This is so so true. You can hardly learn photography with a digital camera anymore. You can take pictures, and you can learn digital manipulation, which sure, that can be an art form. But it’s not really photography at that point.
Carl Andre, 3rd Steel Triangle, 2008 with Ahmet Ögüt, intervention of 2 tape measures, 2011
But there is no female counterpart in our culture to Ishmael or Huck Finn. There is no Dean Moriarty, Sal, or even a Fuckhead. It sounds like a doctoral crisis, but it’s not. As a fifteen-year-old hitchhiker, my survival depended upon other people’s ability to envision a possible future for me. Without a Melvillean or Kerouacian framework, or at least some kind of narrative to spell out a potential beyond death, none of my resourcefulness or curiosity was recognizable, and therefore I was unrecognizable.

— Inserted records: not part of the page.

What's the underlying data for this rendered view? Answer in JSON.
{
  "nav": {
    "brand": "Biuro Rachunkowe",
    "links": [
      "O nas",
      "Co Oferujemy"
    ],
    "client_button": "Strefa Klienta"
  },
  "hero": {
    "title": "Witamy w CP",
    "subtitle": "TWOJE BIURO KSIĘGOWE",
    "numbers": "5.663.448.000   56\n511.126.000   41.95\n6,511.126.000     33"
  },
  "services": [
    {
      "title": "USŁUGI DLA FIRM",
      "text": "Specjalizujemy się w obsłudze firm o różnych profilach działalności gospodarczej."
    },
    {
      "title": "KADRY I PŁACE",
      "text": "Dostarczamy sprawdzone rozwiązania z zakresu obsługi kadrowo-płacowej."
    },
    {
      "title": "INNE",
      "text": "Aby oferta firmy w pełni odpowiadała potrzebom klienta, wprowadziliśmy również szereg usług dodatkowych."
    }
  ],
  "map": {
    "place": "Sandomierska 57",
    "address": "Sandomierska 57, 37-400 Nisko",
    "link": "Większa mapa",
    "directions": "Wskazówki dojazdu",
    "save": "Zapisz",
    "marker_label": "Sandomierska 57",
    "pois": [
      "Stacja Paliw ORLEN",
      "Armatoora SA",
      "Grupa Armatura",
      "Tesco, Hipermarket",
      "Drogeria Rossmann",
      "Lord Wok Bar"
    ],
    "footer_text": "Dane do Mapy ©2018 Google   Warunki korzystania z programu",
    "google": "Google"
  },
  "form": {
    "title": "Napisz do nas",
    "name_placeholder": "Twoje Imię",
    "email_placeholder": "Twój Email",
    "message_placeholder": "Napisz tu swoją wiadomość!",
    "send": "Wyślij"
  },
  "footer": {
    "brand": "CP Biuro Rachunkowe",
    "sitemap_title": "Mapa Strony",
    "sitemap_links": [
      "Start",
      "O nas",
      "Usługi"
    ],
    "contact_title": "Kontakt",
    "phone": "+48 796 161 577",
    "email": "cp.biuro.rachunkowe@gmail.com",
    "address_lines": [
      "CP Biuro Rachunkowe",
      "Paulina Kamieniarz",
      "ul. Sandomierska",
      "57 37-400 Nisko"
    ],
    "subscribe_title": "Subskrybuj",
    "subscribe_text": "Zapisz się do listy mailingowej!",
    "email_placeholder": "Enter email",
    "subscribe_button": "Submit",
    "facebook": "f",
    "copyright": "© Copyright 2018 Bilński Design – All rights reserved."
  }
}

True quest is about agency, and the capacity to be driven past one’s limits in pursuit of something greater. It’s about desire that extends beyond what we may know about who we are. It’s a test of mettle, a destiny. A man with a quest, internal or external, makes the choice at every stage about whether to endure the consequences or turn back, and that choice is imbued with heroism. Women, however, are restricted to a single tragic or fatal choice. We trace all of their failures, as well as the dangers that befall them, back to this foundational moment of sin or tragedy, instead of linking these encounters and moments in a narrative of exploration that allows for an outcome which can unite these individual choices in any heroic way.
I will also admit that I think fixed narratives can be pretty dangerous. As vessels that shape our sense of self, they can be narcotic, limiting, and boring, and our development as humans is directly tied to our ability to cut across these simplistic story lines rather than be enslaved by them. Keystones in the arch under which we pass into a landscape of adolescent narcissism—that is what I think of fixed narratives. But they also keep us safe. They mark our place in society and make sure we’re seen. Therefore, the only thing more dangerous than having simplistic narratives is having no narrative at all, which is deadly.
…An excerpt from Green Screen: The Lack of Female Road Narratives and Why it Matters, a brilliantly examined longread that addresses a fundamental element of travel. We recommend you read the whole thing. It’s important.